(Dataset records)
#####

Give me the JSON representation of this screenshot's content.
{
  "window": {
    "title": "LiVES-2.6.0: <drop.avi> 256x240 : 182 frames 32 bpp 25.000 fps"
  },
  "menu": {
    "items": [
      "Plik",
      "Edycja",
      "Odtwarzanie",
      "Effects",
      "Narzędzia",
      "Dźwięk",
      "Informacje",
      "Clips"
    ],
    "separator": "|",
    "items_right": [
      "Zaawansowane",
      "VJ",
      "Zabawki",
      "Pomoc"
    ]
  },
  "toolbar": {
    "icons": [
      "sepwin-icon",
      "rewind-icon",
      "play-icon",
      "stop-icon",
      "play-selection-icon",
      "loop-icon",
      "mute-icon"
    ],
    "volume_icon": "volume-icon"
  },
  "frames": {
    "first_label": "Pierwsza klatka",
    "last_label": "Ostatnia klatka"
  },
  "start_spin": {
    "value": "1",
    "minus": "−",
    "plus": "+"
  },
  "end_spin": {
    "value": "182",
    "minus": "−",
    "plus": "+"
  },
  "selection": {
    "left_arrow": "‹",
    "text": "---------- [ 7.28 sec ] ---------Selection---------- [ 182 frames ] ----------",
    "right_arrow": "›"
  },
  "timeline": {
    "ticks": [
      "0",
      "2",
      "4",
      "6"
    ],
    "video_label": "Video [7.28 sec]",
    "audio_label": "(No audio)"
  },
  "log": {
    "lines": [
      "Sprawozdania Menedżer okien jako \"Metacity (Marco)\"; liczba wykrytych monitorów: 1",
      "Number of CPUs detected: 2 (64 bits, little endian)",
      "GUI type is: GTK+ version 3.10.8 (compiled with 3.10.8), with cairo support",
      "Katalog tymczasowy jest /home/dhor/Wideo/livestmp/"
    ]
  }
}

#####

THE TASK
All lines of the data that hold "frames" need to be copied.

RESPONSE
    "title": "LiVES-2.6.0: <drop.avi> 256x240 : 182 frames 32 bpp 25.000 fps"
  "frames": {
    "text": "---------- [ 7.28 sec ] ---------Selection---------- [ 182 frames ] ----------",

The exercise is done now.